* _WORK INSTRUCTION_:
Return the entries below exactly as written.

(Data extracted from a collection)
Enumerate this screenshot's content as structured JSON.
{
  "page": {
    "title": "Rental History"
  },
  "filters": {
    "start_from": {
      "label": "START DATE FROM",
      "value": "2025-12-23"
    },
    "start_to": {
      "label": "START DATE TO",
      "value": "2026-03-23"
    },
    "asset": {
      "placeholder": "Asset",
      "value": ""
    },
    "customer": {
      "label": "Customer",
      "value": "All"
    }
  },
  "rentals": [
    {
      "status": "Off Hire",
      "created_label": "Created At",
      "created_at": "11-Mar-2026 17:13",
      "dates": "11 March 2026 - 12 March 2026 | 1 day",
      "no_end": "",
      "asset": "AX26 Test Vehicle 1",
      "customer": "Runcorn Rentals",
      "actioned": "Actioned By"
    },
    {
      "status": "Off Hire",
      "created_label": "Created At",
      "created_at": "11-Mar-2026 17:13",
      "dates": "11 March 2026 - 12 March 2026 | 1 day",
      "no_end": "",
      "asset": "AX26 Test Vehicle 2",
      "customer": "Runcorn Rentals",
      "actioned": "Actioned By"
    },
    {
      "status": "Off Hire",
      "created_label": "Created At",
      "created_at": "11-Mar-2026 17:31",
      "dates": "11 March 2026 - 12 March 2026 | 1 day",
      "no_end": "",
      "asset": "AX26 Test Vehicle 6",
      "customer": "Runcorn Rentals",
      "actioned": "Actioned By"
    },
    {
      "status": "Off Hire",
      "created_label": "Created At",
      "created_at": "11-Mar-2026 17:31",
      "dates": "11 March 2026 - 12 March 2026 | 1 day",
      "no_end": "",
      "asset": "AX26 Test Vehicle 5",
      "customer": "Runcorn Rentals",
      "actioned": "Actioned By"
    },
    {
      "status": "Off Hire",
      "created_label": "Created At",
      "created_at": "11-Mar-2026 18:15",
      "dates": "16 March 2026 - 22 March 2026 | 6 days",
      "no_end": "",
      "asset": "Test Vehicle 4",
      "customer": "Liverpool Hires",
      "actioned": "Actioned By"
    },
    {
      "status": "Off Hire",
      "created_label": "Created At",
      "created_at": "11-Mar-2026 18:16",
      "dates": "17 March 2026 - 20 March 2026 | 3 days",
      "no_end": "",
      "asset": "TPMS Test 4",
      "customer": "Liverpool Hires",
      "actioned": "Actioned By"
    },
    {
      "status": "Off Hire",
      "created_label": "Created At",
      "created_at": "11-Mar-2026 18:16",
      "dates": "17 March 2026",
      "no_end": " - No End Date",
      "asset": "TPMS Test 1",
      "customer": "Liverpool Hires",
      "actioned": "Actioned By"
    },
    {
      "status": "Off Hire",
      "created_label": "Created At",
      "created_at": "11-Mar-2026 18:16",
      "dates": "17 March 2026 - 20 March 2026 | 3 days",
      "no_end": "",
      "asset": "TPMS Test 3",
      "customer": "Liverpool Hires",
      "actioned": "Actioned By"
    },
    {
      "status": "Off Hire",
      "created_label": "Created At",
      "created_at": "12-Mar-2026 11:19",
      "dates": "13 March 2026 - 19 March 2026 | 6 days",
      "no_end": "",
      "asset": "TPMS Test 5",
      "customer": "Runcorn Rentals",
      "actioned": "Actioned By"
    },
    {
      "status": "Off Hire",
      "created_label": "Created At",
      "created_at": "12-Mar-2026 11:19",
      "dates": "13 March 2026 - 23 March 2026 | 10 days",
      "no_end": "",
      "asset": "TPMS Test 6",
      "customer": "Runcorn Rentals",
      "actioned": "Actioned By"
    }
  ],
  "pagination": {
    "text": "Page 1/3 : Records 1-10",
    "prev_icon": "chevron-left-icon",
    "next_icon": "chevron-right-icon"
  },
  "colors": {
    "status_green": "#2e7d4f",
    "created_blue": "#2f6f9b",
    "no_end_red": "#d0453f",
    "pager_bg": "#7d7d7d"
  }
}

* _ANSWER AREA_:
Enumerate this screenshot's content as structured JSON.
{
  "page": {
    "title": "Rental History"
  },
  "filters": {
    "start_from": {
      "label": "START DATE FROM",
      "value": "2025-12-23"
    },
    "start_to": {
      "label": "START DATE TO",
      "value": "2026-03-23"
    },
    "asset": {
      "placeholder": "Asset",
      "value": ""
    },
    "customer": {
      "label": "Customer",
      "value": "All"
    }
  },
  "rentals": [
    {
      "status": "Off Hire",
      "created_label": "Created At",
      "created_at": "11-Mar-2026 17:13",
      "dates": "11 March 2026 - 12 March 2026 | 1 day",
      "no_end": "",
      "asset": "AX26 Test Vehicle 1",
      "customer": "Runcorn Rentals",
      "actioned": "Actioned By"
    },
    {
      "status": "Off Hire",
      "created_label": "Created At",
      "created_at": "11-Mar-2026 17:13",
      "dates": "11 March 2026 - 12 March 2026 | 1 day",
      "no_end": "",
      "asset": "AX26 Test Vehicle 2",
      "customer": "Runcorn Rentals",
      "actioned": "Actioned By"
    },
    {
      "status": "Off Hire",
      "created_label": "Created At",
      "created_at": "11-Mar-2026 17:31",
      "dates": "11 March 2026 - 12 March 2026 | 1 day",
      "no_end": "",
      "asset": "AX26 Test Vehicle 6",
      "customer": "Runcorn Rentals",
      "actioned": "Actioned By"
    },
    {
      "status": "Off Hire",
      "created_label": "Created At",
      "created_at": "11-Mar-2026 17:31",
      "dates": "11 March 2026 - 12 March 2026 | 1 day",
      "no_end": "",
      "asset": "AX26 Test Vehicle 5",
      "customer": "Runcorn Rentals",
      "actioned": "Actioned By"
    },
    {
      "status": "Off Hire",
      "created_label": "Created At",
      "created_at": "11-Mar-2026 18:15",
      "dates": "16 March 2026 - 22 March 2026 | 6 days",
      "no_end": "",
      "asset": "Test Vehicle 4",
      "customer": "Liverpool Hires",
      "actioned": "Actioned By"
    },
    {
      "status": "Off Hire",
      "created_label": "Created At",
      "created_at": "11-Mar-2026 18:16",
      "dates": "17 March 2026 - 20 March 2026 | 3 days",
      "no_end": "",
      "asset": "TPMS Test 4",
      "customer": "Liverpool Hires",
      "actioned": "Actioned By"
    },
    {
      "status": "Off Hire",
      "created_label": "Created At",
      "created_at": "11-Mar-2026 18:16",
      "dates": "17 March 2026",
      "no_end": " - No End Date",
      "asset": "TPMS Test 1",
      "customer": "Liverpool Hires",
      "actioned": "Actioned By"
    },
    {
      "status": "Off Hire",
      "created_label": "Created At",
      "created_at": "11-Mar-2026 18:16",
      "dates": "17 March 2026 - 20 March 2026 | 3 days",
      "no_end": "",
      "asset": "TPMS Test 3",
      "customer": "Liverpool Hires",
      "actioned": "Actioned By"
    },
    {
      "status": "Off Hire",
      "created_label": "Created At",
      "created_at": "12-Mar-2026 11:19",
      "dates": "13 March 2026 - 19 March 2026 | 6 days",
      "no_end": "",
      "asset": "TPMS Test 5",
      "customer": "Runcorn Rentals",
      "actioned": "Actioned By"
    },
    {
      "status": "Off Hire",
      "created_label": "Created At",
      "created_at": "12-Mar-2026 11:19",
      "dates": "13 March 2026 - 23 March 2026 | 10 days",
      "no_end": "",
      "asset": "TPMS Test 6",
      "customer": "Runcorn Rentals",
      "actioned": "Actioned By"
    }
  ],
  "pagination": {
    "text": "Page 1/3 : Records 1-10",
    "prev_icon": "chevron-left-icon",
    "next_icon": "chevron-right-icon"
  },
  "colors": {
    "status_green": "#2e7d4f",
    "created_blue": "#2f6f9b",
    "no_end_red": "#d0453f",
    "pager_bg": "#7d7d7d"
  }
}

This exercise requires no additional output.